I dunno. Reading it I jotted so many notes. Bashing on the keyboard. Scratching furious fucking pen to paper. So much so wrong. Still. Beyond wrong.

The trust had not completed the anti-ligature work at Leigh House (identified as needed in previous CQC inspections) which posed a significant risk to young people and was not being adequately mitigated against.

Governance systems did not always provide robust assurance to the trust board about issues within services. For example, we found the board were not cited on staffing issues in some services, low levels of staff supervision, poor compliance with care planning and an inability to provide accurate restraint data. 

And more:

Poorly written and stored care plans; no patient involvement in or knowledge of care plans; poor note keeping; not following the MHA; lack of staff supervision; inappropriate medication management and storage; risks to young people in MH services; lack of hygiene and broken equipment; issues around privacy and gender; safeguarding issues; ward temperature issues; lack of competence in syringe driver training.

The same old and more.
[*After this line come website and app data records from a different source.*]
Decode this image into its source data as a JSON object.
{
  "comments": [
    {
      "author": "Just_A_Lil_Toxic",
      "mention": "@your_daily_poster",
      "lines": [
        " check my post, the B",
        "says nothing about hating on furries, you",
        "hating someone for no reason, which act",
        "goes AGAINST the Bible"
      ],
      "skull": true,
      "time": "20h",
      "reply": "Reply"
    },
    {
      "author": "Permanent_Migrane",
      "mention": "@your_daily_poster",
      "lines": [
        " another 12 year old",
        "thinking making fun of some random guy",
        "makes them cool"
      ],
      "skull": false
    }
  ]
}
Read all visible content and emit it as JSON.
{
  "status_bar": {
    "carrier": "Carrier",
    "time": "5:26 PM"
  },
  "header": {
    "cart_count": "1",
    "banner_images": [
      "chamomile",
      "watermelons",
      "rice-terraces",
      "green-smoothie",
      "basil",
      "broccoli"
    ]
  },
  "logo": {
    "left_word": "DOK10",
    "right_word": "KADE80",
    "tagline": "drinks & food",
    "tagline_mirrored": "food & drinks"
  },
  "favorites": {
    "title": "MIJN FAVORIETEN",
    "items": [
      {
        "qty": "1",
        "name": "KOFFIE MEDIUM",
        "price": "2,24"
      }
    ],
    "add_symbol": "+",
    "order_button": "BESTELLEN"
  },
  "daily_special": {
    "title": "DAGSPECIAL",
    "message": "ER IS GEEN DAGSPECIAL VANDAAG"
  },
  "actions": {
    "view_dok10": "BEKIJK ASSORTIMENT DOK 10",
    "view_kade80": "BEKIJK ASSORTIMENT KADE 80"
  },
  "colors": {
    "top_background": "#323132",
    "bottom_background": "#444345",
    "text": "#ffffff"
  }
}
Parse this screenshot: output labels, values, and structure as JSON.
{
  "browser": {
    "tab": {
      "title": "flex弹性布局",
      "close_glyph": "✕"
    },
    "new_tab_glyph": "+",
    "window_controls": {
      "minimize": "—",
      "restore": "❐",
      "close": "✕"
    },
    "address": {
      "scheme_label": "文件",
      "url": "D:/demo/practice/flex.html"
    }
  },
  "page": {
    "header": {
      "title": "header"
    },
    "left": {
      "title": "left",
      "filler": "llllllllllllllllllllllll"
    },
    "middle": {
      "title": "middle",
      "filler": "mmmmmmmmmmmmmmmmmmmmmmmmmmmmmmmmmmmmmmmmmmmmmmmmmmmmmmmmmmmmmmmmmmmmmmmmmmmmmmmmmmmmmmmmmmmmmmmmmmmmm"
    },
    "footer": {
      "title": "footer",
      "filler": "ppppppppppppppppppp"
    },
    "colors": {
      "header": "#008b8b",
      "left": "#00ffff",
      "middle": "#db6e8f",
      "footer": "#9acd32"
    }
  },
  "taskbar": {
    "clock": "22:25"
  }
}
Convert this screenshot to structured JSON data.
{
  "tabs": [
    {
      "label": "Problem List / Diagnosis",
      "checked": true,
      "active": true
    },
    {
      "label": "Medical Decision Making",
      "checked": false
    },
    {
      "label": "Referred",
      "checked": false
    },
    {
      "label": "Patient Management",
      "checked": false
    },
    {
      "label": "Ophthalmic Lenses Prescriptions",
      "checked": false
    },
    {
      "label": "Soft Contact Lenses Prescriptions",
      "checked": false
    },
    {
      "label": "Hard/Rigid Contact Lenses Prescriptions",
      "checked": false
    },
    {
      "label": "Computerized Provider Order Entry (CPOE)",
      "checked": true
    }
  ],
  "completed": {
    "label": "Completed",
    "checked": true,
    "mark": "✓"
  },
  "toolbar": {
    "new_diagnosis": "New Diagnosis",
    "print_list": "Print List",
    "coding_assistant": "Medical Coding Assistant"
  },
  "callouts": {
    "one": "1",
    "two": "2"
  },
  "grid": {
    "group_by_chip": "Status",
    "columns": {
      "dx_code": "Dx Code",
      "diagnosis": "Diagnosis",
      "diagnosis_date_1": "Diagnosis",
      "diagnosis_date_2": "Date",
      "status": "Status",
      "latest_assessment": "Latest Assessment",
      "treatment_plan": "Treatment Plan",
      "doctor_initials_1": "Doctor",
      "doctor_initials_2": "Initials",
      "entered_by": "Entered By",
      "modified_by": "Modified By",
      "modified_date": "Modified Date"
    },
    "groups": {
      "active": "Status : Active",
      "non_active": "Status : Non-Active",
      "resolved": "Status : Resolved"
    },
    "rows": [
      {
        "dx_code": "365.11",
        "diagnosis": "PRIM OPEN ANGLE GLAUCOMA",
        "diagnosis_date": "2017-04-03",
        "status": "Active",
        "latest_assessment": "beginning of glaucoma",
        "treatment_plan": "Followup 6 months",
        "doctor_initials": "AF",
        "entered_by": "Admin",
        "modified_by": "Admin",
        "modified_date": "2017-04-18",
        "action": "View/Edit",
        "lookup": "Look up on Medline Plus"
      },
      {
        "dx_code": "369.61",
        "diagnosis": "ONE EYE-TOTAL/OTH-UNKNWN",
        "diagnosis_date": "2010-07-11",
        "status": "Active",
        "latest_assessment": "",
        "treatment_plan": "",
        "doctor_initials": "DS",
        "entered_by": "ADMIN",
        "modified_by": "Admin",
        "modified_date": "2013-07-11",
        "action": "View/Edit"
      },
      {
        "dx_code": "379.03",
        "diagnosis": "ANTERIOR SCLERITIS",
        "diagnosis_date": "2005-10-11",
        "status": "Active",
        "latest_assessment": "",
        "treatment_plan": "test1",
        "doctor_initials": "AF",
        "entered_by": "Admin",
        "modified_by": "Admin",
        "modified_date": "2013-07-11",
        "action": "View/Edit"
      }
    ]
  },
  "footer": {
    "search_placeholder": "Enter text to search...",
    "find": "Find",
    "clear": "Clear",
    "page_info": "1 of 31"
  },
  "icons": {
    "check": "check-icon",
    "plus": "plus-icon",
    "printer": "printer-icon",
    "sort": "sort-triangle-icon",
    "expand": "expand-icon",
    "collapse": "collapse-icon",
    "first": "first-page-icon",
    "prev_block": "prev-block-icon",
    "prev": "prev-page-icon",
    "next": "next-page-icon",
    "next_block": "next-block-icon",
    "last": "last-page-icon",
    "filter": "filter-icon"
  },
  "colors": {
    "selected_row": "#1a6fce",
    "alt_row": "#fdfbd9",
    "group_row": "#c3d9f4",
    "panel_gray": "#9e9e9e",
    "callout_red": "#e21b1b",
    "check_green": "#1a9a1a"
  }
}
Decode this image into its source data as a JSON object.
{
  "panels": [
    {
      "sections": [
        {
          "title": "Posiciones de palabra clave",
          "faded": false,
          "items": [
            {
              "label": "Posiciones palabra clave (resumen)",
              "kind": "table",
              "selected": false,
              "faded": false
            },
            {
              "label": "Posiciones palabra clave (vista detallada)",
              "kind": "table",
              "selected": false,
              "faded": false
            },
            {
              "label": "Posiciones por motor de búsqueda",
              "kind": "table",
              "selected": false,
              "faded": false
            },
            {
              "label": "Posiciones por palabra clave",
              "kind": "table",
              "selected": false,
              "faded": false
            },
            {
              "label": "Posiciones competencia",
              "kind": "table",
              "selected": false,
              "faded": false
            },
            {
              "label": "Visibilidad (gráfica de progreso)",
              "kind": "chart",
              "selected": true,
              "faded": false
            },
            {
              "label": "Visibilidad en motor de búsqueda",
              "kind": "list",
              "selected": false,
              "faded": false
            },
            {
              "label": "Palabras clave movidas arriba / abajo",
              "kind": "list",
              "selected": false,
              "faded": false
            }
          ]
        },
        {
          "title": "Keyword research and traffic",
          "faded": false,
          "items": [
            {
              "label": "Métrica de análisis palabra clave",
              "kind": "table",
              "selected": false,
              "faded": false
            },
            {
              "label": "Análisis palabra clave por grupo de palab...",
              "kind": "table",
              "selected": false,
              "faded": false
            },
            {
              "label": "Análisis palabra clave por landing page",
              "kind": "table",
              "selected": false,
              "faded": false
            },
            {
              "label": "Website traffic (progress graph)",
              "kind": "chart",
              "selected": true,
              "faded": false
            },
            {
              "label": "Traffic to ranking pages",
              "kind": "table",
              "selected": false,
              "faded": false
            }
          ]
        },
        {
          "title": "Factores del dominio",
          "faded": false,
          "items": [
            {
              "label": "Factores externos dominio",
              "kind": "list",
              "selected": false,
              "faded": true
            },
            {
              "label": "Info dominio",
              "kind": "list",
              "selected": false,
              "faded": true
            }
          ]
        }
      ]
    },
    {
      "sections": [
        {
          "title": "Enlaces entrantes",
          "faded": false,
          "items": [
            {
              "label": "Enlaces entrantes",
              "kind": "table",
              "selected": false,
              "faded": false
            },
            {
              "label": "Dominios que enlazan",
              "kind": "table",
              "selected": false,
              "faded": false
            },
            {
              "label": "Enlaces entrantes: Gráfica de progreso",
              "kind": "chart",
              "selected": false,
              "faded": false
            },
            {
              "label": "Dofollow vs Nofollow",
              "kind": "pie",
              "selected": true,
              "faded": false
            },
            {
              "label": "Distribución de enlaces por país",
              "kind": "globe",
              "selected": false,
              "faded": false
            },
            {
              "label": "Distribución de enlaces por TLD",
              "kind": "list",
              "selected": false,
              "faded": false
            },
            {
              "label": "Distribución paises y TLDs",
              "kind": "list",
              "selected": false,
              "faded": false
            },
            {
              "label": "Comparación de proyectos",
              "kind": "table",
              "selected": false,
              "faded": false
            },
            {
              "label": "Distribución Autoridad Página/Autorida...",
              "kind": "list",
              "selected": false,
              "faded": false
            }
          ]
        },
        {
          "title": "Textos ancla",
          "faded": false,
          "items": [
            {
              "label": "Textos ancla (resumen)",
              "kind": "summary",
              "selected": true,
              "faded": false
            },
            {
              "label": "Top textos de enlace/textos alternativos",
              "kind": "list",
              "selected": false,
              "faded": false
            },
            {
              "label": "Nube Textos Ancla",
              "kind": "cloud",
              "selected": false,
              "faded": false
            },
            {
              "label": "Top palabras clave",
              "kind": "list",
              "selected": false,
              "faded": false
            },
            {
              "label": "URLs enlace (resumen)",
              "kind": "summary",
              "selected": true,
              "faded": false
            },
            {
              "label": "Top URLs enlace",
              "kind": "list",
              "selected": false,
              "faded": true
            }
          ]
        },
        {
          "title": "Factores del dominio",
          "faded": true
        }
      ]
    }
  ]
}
Five years on.

Lives tossed out like rubbish. With no consideration. Reputation ruling the roost still..

This sentence strangely leapt out, from the 54 page report.

Ensure the toilet door in the section 136 suite at Antelope house is replaced quickly.

Sort the toilet door. It only takes a few fucking hours.